What is needed: Would you write out all the records again, exactly?

Component data from apps and pages
--------------------------------------------------

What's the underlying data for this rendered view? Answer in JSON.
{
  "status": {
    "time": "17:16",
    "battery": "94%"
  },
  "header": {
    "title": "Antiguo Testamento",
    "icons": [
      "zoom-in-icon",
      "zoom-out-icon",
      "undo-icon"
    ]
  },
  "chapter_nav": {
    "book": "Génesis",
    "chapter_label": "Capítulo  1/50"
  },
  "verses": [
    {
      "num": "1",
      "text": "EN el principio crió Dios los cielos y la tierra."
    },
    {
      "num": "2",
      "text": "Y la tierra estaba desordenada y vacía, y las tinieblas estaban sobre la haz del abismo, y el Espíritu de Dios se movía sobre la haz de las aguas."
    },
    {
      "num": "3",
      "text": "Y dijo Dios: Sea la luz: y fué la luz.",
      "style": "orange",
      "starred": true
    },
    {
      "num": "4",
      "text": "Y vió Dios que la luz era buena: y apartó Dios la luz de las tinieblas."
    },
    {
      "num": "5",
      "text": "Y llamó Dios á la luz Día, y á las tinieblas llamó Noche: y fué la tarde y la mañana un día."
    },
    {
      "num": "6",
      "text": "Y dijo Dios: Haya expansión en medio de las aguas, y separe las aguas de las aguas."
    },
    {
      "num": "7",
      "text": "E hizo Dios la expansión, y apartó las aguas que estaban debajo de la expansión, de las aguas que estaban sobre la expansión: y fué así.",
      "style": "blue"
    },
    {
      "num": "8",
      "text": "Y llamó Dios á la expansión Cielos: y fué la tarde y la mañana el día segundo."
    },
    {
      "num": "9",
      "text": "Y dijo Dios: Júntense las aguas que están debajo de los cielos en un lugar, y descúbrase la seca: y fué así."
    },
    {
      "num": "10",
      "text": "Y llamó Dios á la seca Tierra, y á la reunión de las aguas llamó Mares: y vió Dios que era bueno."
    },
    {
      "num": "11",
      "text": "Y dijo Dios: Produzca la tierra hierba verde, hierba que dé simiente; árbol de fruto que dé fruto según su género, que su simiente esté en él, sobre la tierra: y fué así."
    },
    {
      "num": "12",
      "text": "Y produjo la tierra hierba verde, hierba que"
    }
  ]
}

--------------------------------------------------

Solution for this problem:
What's the underlying data for this rendered view? Answer in JSON.
{
  "status": {
    "time": "17:16",
    "battery": "94%"
  },
  "header": {
    "title": "Antiguo Testamento",
    "icons": [
      "zoom-in-icon",
      "zoom-out-icon",
      "undo-icon"
    ]
  },
  "chapter_nav": {
    "book": "Génesis",
    "chapter_label": "Capítulo  1/50"
  },
  "verses": [
    {
      "num": "1",
      "text": "EN el principio crió Dios los cielos y la tierra."
    },
    {
      "num": "2",
      "text": "Y la tierra estaba desordenada y vacía, y las tinieblas estaban sobre la haz del abismo, y el Espíritu de Dios se movía sobre la haz de las aguas."
    },
    {
      "num": "3",
      "text": "Y dijo Dios: Sea la luz: y fué la luz.",
      "style": "orange",
      "starred": true
    },
    {
      "num": "4",
      "text": "Y vió Dios que la luz era buena: y apartó Dios la luz de las tinieblas."
    },
    {
      "num": "5",
      "text": "Y llamó Dios á la luz Día, y á las tinieblas llamó Noche: y fué la tarde y la mañana un día."
    },
    {
      "num": "6",
      "text": "Y dijo Dios: Haya expansión en medio de las aguas, y separe las aguas de las aguas."
    },
    {
      "num": "7",
      "text": "E hizo Dios la expansión, y apartó las aguas que estaban debajo de la expansión, de las aguas que estaban sobre la expansión: y fué así.",
      "style": "blue"
    },
    {
      "num": "8",
      "text": "Y llamó Dios á la expansión Cielos: y fué la tarde y la mañana el día segundo."
    },
    {
      "num": "9",
      "text": "Y dijo Dios: Júntense las aguas que están debajo de los cielos en un lugar, y descúbrase la seca: y fué así."
    },
    {
      "num": "10",
      "text": "Y llamó Dios á la seca Tierra, y á la reunión de las aguas llamó Mares: y vió Dios que era bueno."
    },
    {
      "num": "11",
      "text": "Y dijo Dios: Produzca la tierra hierba verde, hierba que dé simiente; árbol de fruto que dé fruto según su género, que su simiente esté en él, sobre la tierra: y fué así."
    },
    {
      "num": "12",
      "text": "Y produjo la tierra hierba verde, hierba que"
    }
  ]
}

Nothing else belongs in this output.